Work on the investigation of organisms of ballast water and sediments of ships sailing on Russia-Japan and Russia-China lines was started in the Port of Vladivostok for the first time for the Far East seas of Russia. In total, 145 taxa, 37 microalgal species, 24 holoplankton species, 22 meroplankton taxa, and 10 meiofauna groups were revealed, 24 species of microscopic mycelia fungi were attributed, and 28 morphologically distinct bacterial stains were isolated. Potentially toxic microalgal species were found: the dinoflagellates Dinophysis acuminate and Prorocentrum cordatum and the diatom Pseudo-nitzschia pungens. The tropical-subtropical copepod Pseudocalanus inopinus was recorded in ballast water. Polychaete larvae of the Polydora genus with an unusual morphology, which were not occurring in the Peter the Great Bay previously, were recorded as probable southern migrants from the coastal waters of the southwest coast of Honshu Island. Live larvae of the hermit crab Diogenes nitidimanus were revealed in ballast water, supporting the possibility of introduction of this species in the Peter the Great Bay. Based on an analysis of the total number of colony-forming units of heterotroph microorganisms (within the order of 103–104 cells/ml), the ballast water of ships sailing on the Russia-Japan line was characterized as moderately polluted. The detection of Escherichia coli strains, exceeding the standards quoted in the International Convention by three times or more, showed the potential danger of a mass bioinvasion.
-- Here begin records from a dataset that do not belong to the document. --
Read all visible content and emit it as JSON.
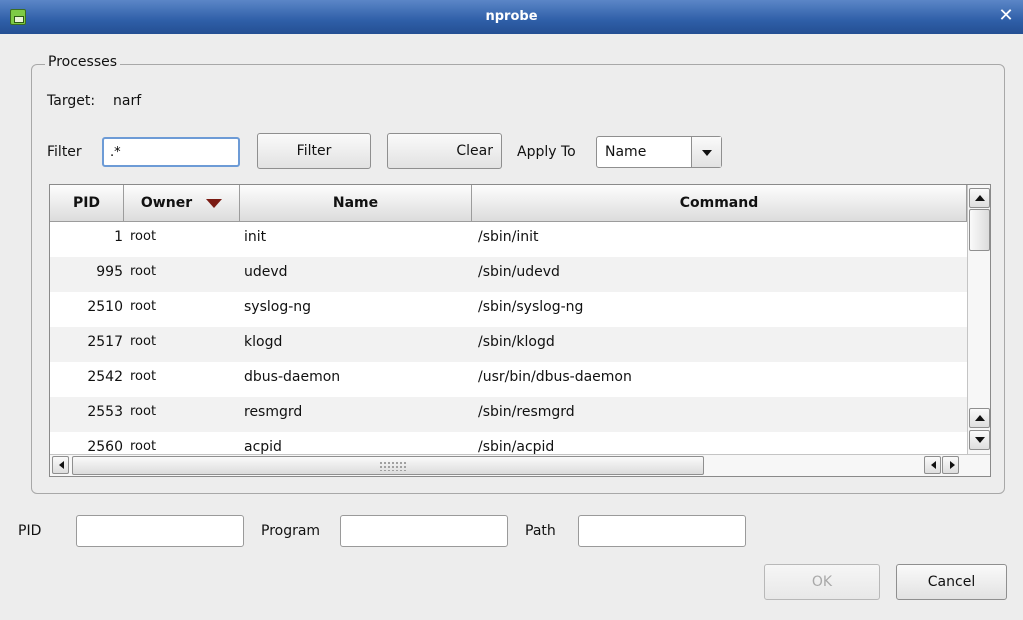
{
  "window": {
    "title": "nprobe",
    "close_glyph": "✕",
    "icon": "app-icon"
  },
  "processes": {
    "group_title": "Processes",
    "target_label": "Target:",
    "target_value": "narf",
    "filter_label": "Filter",
    "filter_value": ".*",
    "filter_button": "Filter",
    "clear_button": "Clear",
    "apply_to_label": "Apply To",
    "apply_to_value": "Name"
  },
  "table": {
    "columns": [
      "PID",
      "Owner",
      "Name",
      "Command"
    ],
    "sorted_column": "Owner",
    "sort_direction": "descending",
    "rows": [
      {
        "pid": "1",
        "owner": "root",
        "name": "init",
        "command": "/sbin/init"
      },
      {
        "pid": "995",
        "owner": "root",
        "name": "udevd",
        "command": "/sbin/udevd"
      },
      {
        "pid": "2510",
        "owner": "root",
        "name": "syslog-ng",
        "command": "/sbin/syslog-ng"
      },
      {
        "pid": "2517",
        "owner": "root",
        "name": "klogd",
        "command": "/sbin/klogd"
      },
      {
        "pid": "2542",
        "owner": "root",
        "name": "dbus-daemon",
        "command": "/usr/bin/dbus-daemon"
      },
      {
        "pid": "2553",
        "owner": "root",
        "name": "resmgrd",
        "command": "/sbin/resmgrd"
      },
      {
        "pid": "2560",
        "owner": "root",
        "name": "acpid",
        "command": "/sbin/acpid"
      }
    ]
  },
  "bottom": {
    "pid_label": "PID",
    "pid_value": "",
    "program_label": "Program",
    "program_value": "",
    "path_label": "Path",
    "path_value": "",
    "ok_button": "OK",
    "cancel_button": "Cancel"
  },
  "colors": {
    "titlebar": "#2f5fa8",
    "sort_arrow": "#7a1a12",
    "focus_ring": "#6d9bd6"
  }
}
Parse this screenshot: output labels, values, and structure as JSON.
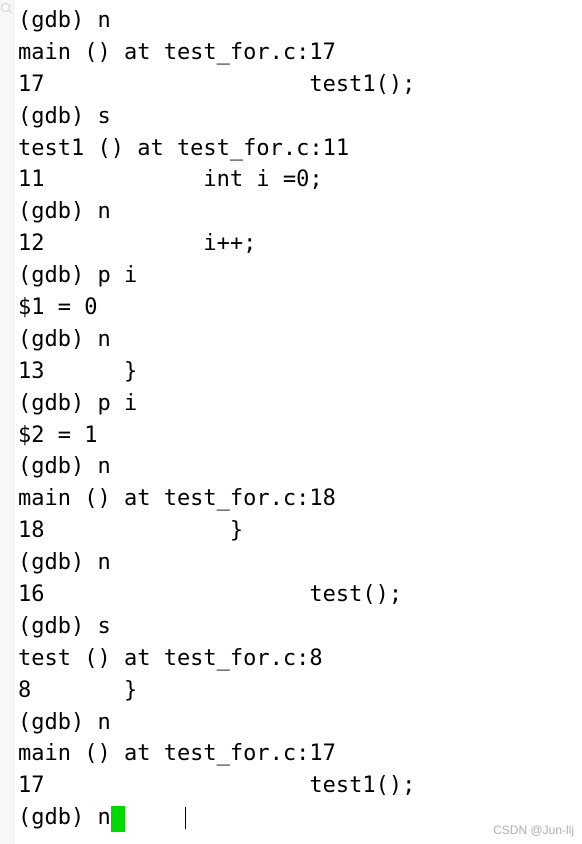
{
  "lines": [
    {
      "prompt": "(gdb) ",
      "cmd": "n"
    },
    {
      "text": "main () at test_for.c:17"
    },
    {
      "text": "17                    test1();"
    },
    {
      "prompt": "(gdb) ",
      "cmd": "s"
    },
    {
      "text": "test1 () at test_for.c:11"
    },
    {
      "text": "11            int i =0;"
    },
    {
      "prompt": "(gdb) ",
      "cmd": "n"
    },
    {
      "text": "12            i++;"
    },
    {
      "prompt": "(gdb) ",
      "cmd": "p i"
    },
    {
      "text": "$1 = 0"
    },
    {
      "prompt": "(gdb) ",
      "cmd": "n"
    },
    {
      "text": "13      }"
    },
    {
      "prompt": "(gdb) ",
      "cmd": "p i"
    },
    {
      "text": "$2 = 1"
    },
    {
      "prompt": "(gdb) ",
      "cmd": "n"
    },
    {
      "text": "main () at test_for.c:18"
    },
    {
      "text": "18              }"
    },
    {
      "prompt": "(gdb) ",
      "cmd": "n"
    },
    {
      "text": "16                    test();"
    },
    {
      "prompt": "(gdb) ",
      "cmd": "s"
    },
    {
      "text": "test () at test_for.c:8"
    },
    {
      "text": "8       }"
    },
    {
      "prompt": "(gdb) ",
      "cmd": "n"
    },
    {
      "text": "main () at test_for.c:17"
    },
    {
      "text": "17                    test1();"
    },
    {
      "prompt": "(gdb) ",
      "cmd": "n",
      "cursor": true,
      "textcursor": true
    }
  ],
  "watermark": "CSDN @Jun-llj"
}
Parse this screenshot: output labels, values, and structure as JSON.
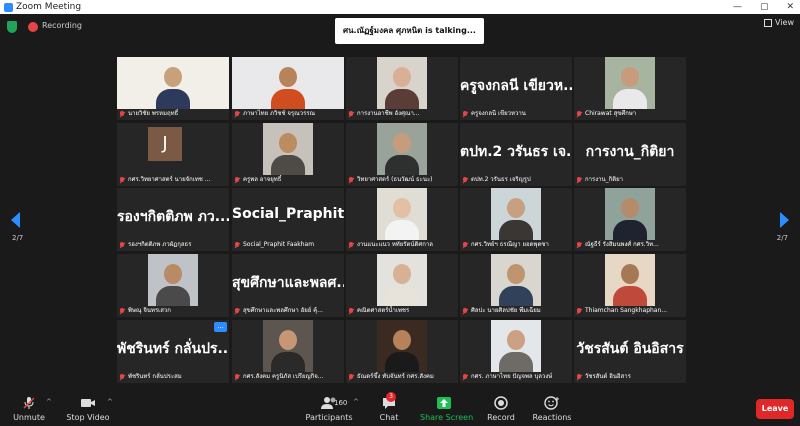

Conditionally pathogenic and toxinogenic mycelial fungi, which are able to induce mycoses and mycotoxicoses in invertebrates and fishes, were isolated from ballast water. It was determined that ballast water of the “rusty” type was poorly suited for the existence of zoo- and phytoplankton forms. In the case of the construction of an oil terminal in the Peter the Great Bay, a sharp increase of the introduction of exotic species via the ballast water and foulings of tankers is inevitable
Russian Journal of Marine Biology – Springer Journals
Published: Mar 19, 2009
It’s your single place to instantly
discover and read the research
that matters to you.
Enjoy affordable access to
over 18 million articles from more than
15,000 peer-reviewed journals.
All for just $49/month
Query the DeepDyve database, plus search all of PubMed and Google Scholar seamlessly
Save any article or search result from DeepDyve, PubMed, and Google Scholar... all in one place.
Get unlimited, online access to over 18 million full-text articles from more than 15,000 scientific journals.
Read from thousands of the leading scholarly journals from SpringerNature, Elsevier, Wiley-Blackwell, Oxford University Press and more.
All the latest content is available, no embargo periods.
“Hi guys, I cannot tell you how much I love this resource. Incredible. I really believe you've hit the nail on the head with this site in regards to solving the research-purchase issue.”Daniel C.
“Whoa! It’s like Spotify but for academic articles.”@Phil_Robichaud
“I must say, @deepdyve is a fabulous solution to the independent researcher's problem of #access to #information.”@deepthiw
“My last article couldn't be possible without the platform @deepdyve that makes journal papers cheaper.”@JoseServera